As noted in a recent Denver Post article, Colorado law does not mandate that an expert be called into court to pontificate on the accuracy of a breath-test machine when the blood-alcohol content measurement it delivered is centrally important in a drunk driving case.
All that is required, points out the Post, is the submission of a certificate duly signed by a properly trained state technician following his or her confirmation that a machine in question — in Colorado, that is the Intoxilyzer 9000 — was fully tested, calibrated and validated.
That process likely sounds adequate and reasonable to most readers of our blog at the Denver criminal defense law firm of Shazam Kianpour & Associates, P.C. After all, there is a formal standard and guideline in play, with several distinct steps that must be carried out, with their accuracy confirmed, en route to an official vetting endorsed through a proven professional’s signature.
What could possibly go wrong with that?
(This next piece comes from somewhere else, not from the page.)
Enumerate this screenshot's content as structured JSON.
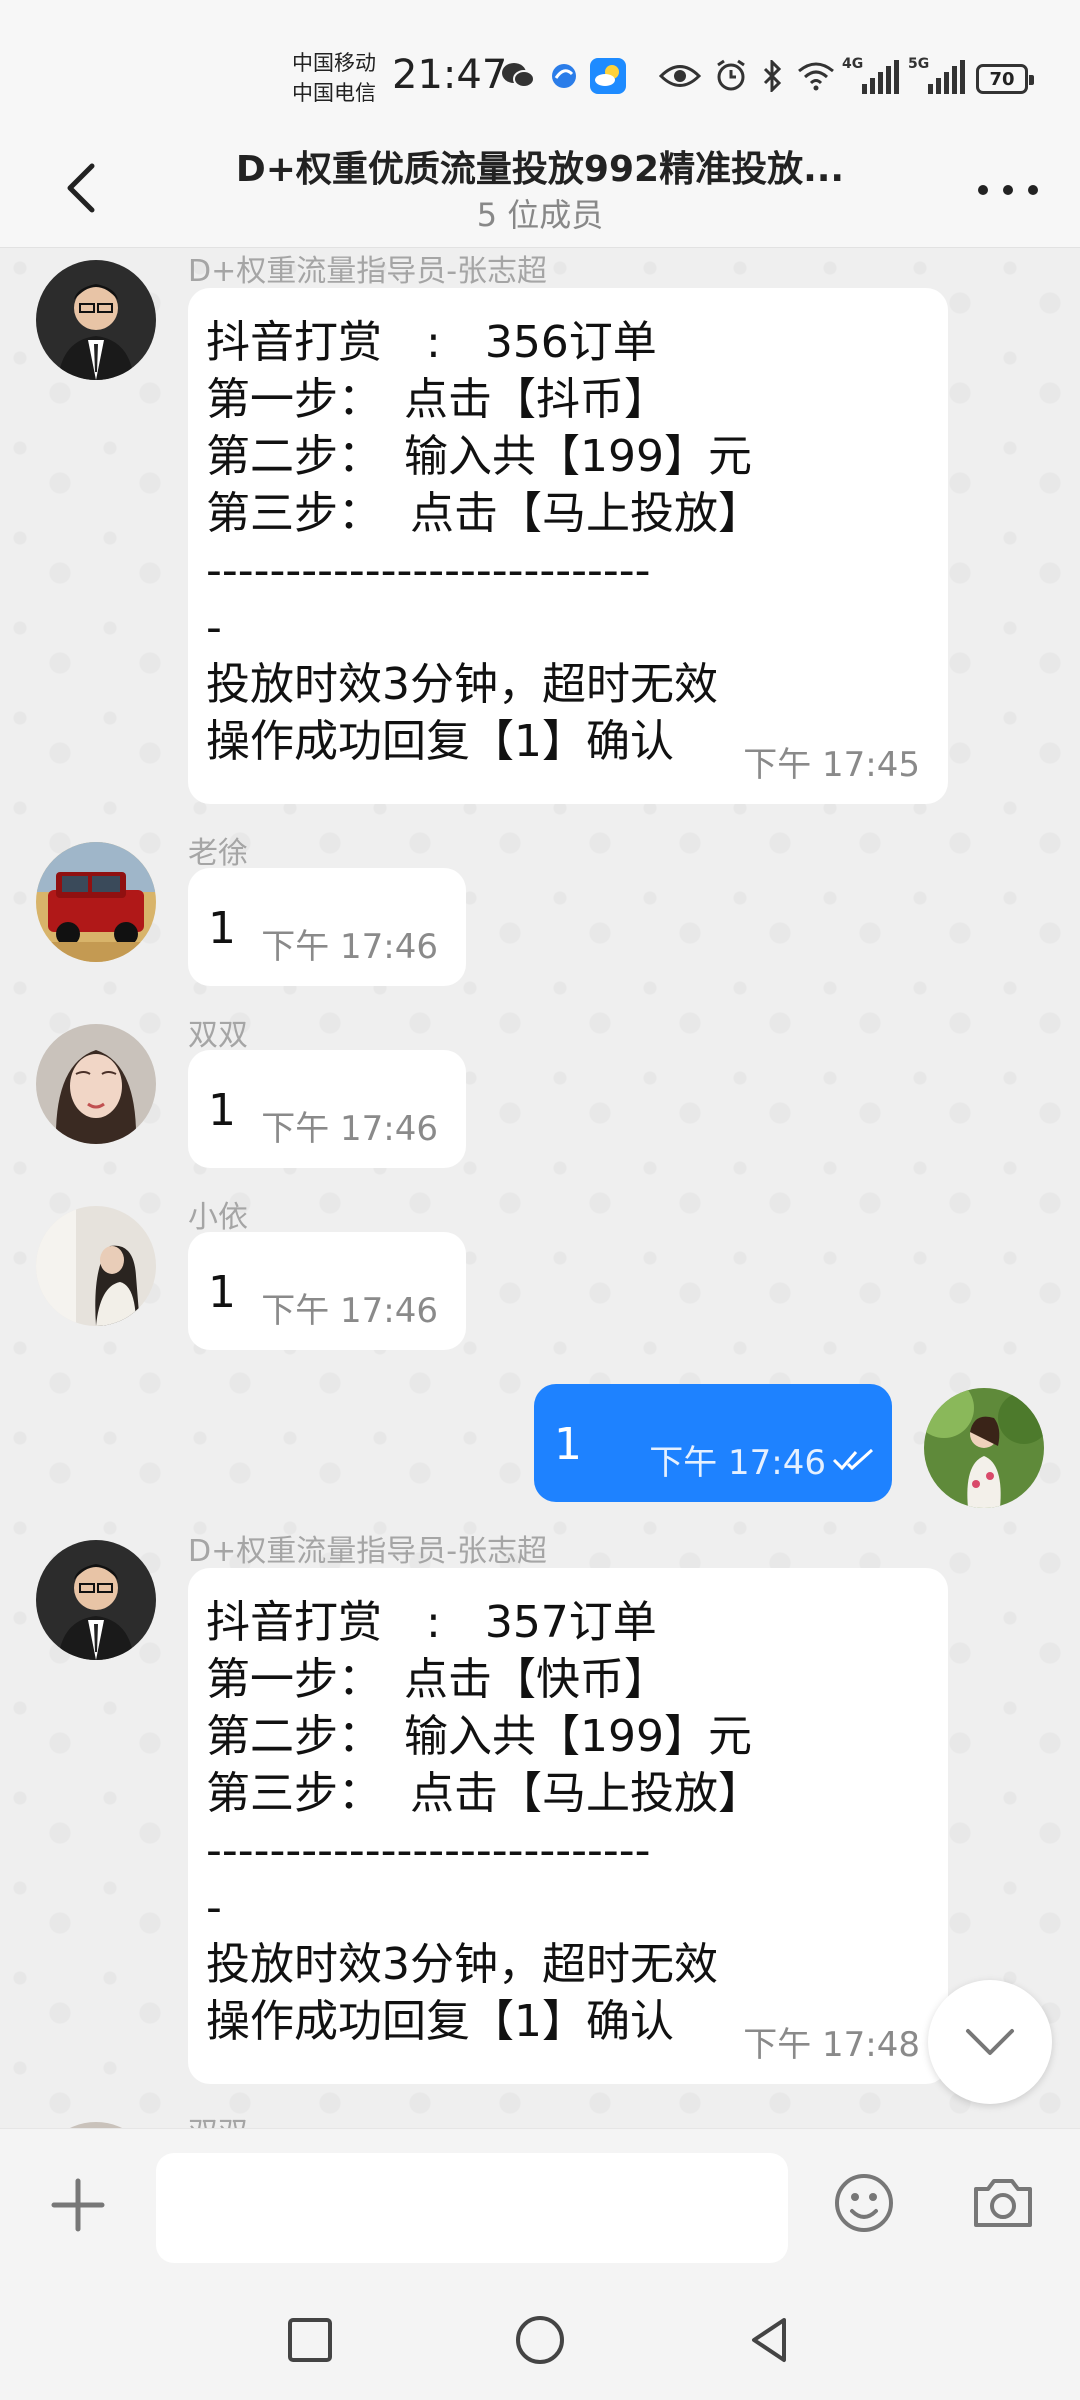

Unfortunately, plenty, with dire implications for potentially thousands of Colorado motorists stopped for allegedly driving under the influence and ultimately suffering severe adverse consequences resulting from the displayed BAC readouts issuing from the breathalyzers used in their given cases.
Candidly, there are more than a few people from the governor’s office, state health department, law enforcement agencies and other government bodies who are uncomfortably squirming presently, with a growing media spotlight providing less than salutary details that speak materially to official incompetence.
Here’s the bottom line: Something is greatly remiss regarding the validation process for the scores of Intoxilyzer 9000s being used by police officers across the state in DUI cases.
We’ll sketch the details in our next blog post.